> Exercise goal: Where the data below has the string "left", return the whole line.

Collected data
○ ○ ○ ○
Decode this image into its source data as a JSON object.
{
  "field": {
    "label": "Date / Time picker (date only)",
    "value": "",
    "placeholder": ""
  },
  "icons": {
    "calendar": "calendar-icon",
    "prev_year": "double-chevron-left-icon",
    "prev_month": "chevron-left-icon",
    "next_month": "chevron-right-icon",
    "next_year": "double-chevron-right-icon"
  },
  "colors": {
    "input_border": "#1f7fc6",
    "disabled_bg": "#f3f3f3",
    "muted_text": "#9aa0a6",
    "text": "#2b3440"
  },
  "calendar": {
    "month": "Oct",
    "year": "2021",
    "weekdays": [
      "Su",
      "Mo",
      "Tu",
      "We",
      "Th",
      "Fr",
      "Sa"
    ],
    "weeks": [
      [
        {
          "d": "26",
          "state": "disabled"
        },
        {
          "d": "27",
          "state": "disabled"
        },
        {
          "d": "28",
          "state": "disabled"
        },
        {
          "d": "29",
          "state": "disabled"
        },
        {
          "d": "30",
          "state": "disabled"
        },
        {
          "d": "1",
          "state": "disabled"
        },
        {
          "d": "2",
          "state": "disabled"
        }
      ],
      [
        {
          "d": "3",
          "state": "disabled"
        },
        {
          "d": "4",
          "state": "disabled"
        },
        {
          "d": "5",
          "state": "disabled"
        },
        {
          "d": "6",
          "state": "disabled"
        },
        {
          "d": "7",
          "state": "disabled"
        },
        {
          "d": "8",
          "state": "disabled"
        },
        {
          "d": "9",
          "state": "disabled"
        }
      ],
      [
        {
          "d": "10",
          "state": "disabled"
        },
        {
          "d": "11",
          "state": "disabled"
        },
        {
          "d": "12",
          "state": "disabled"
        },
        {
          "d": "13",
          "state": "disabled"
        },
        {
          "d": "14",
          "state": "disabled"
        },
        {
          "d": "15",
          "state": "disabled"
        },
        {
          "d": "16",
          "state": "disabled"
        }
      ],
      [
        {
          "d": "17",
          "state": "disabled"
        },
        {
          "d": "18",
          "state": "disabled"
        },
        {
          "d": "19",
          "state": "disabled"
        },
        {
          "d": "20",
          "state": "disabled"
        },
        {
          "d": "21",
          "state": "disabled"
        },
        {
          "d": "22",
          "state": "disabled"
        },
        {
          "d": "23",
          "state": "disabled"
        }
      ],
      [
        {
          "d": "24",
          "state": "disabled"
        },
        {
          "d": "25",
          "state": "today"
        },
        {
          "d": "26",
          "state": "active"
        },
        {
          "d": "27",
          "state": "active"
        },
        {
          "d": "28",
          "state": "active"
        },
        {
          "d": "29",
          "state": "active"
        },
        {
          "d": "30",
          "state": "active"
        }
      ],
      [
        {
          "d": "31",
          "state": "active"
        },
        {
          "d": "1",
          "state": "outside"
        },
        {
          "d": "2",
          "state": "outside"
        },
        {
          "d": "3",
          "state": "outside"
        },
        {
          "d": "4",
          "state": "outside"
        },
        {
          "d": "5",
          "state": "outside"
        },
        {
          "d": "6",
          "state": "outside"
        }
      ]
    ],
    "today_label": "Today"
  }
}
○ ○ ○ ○
> Task answer:
    "prev_year": "double-chevron-left-icon",
    "prev_month": "chevron-left-icon",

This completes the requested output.